Twitter founder recommends 1Password in wake of company's hack


The fine folks at Twitter suffered an unfortunate security breach this week when hundreds of the company’s internal documents, spreadsheets, and other files were stolen and leaked to the Internet (note: this was business planning stuff, not usernames or passwords of folks like you and me). Information like employee interview schedules, building alarm codes, credit card numbers, business partner confidentiality agreements, employee dietary restrictions, and even a pitch for a Twitter TV show all fell victim to the attack.

If I may go off-topic for just a moment: Yes, folks are apparently working on some kind of Twitter show.

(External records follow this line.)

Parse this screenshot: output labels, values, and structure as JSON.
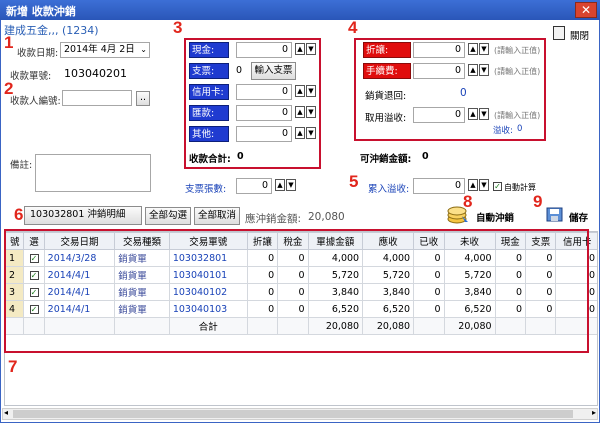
{
  "window": {
    "title": "新增 收款沖銷",
    "close": "✕"
  },
  "company": "建成五金,,, (1234)",
  "markers": [
    "1",
    "2",
    "3",
    "4",
    "5",
    "6",
    "7",
    "8",
    "9"
  ],
  "close_action": {
    "label": "關閉"
  },
  "form": {
    "date_label": "收款日期:",
    "date_value": "2014年 4月 2日",
    "receipt_no_label": "收款單號:",
    "receipt_no_value": "103040201",
    "payer_label": "收款人編號:",
    "payer_value": "",
    "payer_btn": "..",
    "note_label": "備註:",
    "note_value": ""
  },
  "payment": {
    "cash": {
      "label": "現金:",
      "value": "0"
    },
    "check": {
      "label": "支票:",
      "value": "0",
      "button": "輸入支票"
    },
    "card": {
      "label": "信用卡:",
      "value": "0"
    },
    "remit": {
      "label": "匯款:",
      "value": "0"
    },
    "other": {
      "label": "其他:",
      "value": "0"
    },
    "total_label": "收款合計:",
    "total_value": "0",
    "check_count_label": "支票張數:",
    "check_count_value": "0"
  },
  "adjust": {
    "discount": {
      "label": "折讓:",
      "value": "0",
      "hint": "(請輸入正值)"
    },
    "fee": {
      "label": "手續費:",
      "value": "0",
      "hint": "(請輸入正值)"
    },
    "return_label": "銷貨退回:",
    "return_value": "0",
    "overpay_use_label": "取用溢收:",
    "overpay_use_value": "0",
    "overpay_use_hint": "(請輸入正值)",
    "overpay_label": "溢收:",
    "overpay_value": "0",
    "writeoff_label": "可沖銷金額:",
    "writeoff_value": "0",
    "accum_label": "累入溢收:",
    "accum_value": "0",
    "auto_calc_label": "自動計算"
  },
  "toolbar": {
    "detail_tab": "103032801 沖銷明細",
    "select_all": "全部勾選",
    "deselect_all": "全部取消",
    "due_label": "應沖銷金額:",
    "due_value": "20,080",
    "auto_writeoff": "自動沖銷",
    "save": "儲存"
  },
  "table": {
    "headers": [
      "號",
      "選",
      "交易日期",
      "交易種類",
      "交易單號",
      "折讓",
      "稅金",
      "單據金額",
      "應收",
      "已收",
      "未收",
      "現金",
      "支票",
      "信用卡"
    ],
    "rows": [
      [
        "1",
        "✓",
        "2014/3/28",
        "銷貨單",
        "103032801",
        "0",
        "0",
        "4,000",
        "4,000",
        "0",
        "4,000",
        "0",
        "0",
        "0"
      ],
      [
        "2",
        "✓",
        "2014/4/1",
        "銷貨單",
        "103040101",
        "0",
        "0",
        "5,720",
        "5,720",
        "0",
        "5,720",
        "0",
        "0",
        "0"
      ],
      [
        "3",
        "✓",
        "2014/4/1",
        "銷貨單",
        "103040102",
        "0",
        "0",
        "3,840",
        "3,840",
        "0",
        "3,840",
        "0",
        "0",
        "0"
      ],
      [
        "4",
        "✓",
        "2014/4/1",
        "銷貨單",
        "103040103",
        "0",
        "0",
        "6,520",
        "6,520",
        "0",
        "6,520",
        "0",
        "0",
        "0"
      ]
    ],
    "totals": {
      "label": "合計",
      "amount": "20,080",
      "receivable": "20,080",
      "unpaid": "20,080"
    }
  }
}
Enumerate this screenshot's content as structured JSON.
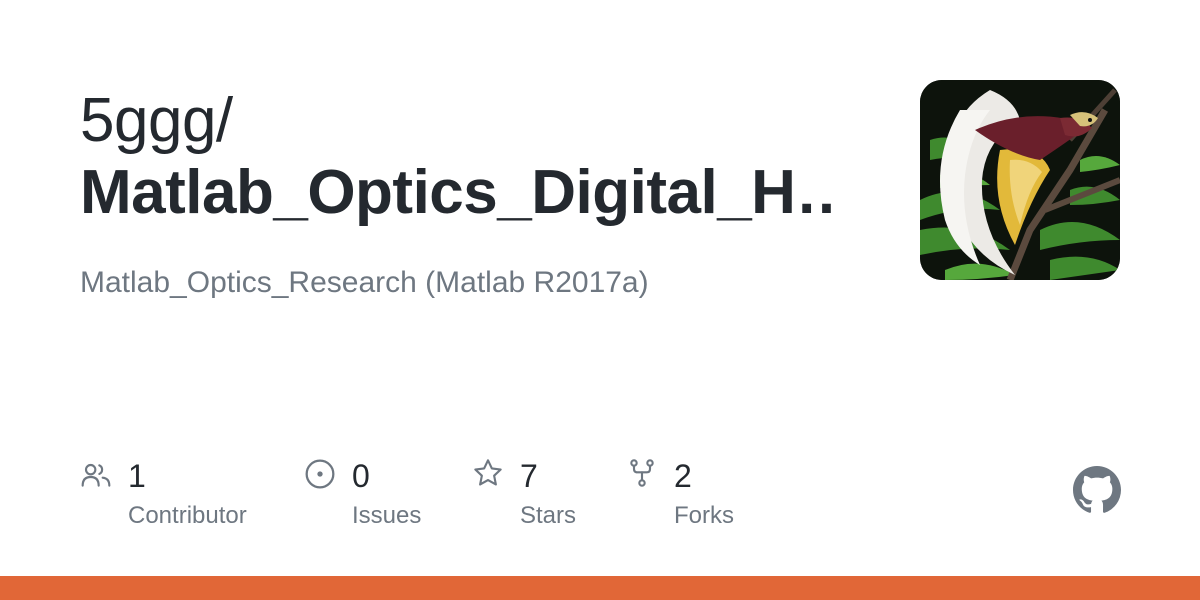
{
  "owner": "5ggg/",
  "repo_name": "Matlab_Optics_Digital_H…",
  "description": "Matlab_Optics_Research (Matlab R2017a)",
  "stats": [
    {
      "icon": "people-icon",
      "value": "1",
      "label": "Contributor"
    },
    {
      "icon": "issue-icon",
      "value": "0",
      "label": "Issues"
    },
    {
      "icon": "star-icon",
      "value": "7",
      "label": "Stars"
    },
    {
      "icon": "fork-icon",
      "value": "2",
      "label": "Forks"
    }
  ],
  "icons": {
    "logo": "github-icon",
    "avatar": "avatar-image"
  },
  "colors": {
    "text": "#24292f",
    "muted": "#6e7781",
    "language_bar": "#e16737",
    "logo": "#6e7781"
  }
}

Twitter, of course, blogged about the incident and stated that employees have been reminded about the importance of following good personal security guidelines like choosing strong passwords. Evan Williams, CEO of Twitter, also mused that he was “alarmed how vulnerable most of us on the web are.” Naturally, we couldn’t agree more on the importance of these topics, because these kinds of security breaches can happen to anyone who isn’t serious enough with their passwords. But we were also honored to see Evan recommend our own 1Password as a better way to manage passwords and protect one’s online life.

In another tweet today, Evan offered some good password tips to his followers. Among them are good habits – like using strong passwords – and other habits that are good to break – like using the same password everywhere no matter how strong it is. Evan also said that a “practical way to do this: 1Password.” And yet again, we find ourselves tongue-tied when it comes to disagreeing with statements from Twitter or its employees.

We thank @ev for his recommendation, and hope 1Password can help Twitter to manage its passwords and identities. It is, of course, great to see 1Password recommended by such a high-profile tech CEO. But at the end of the day, we genuinely hope that we can help prevent anyone from having to go through such an unfortunate breach of security.

David Chartier
Chief Media Producer, Agile Web Solutions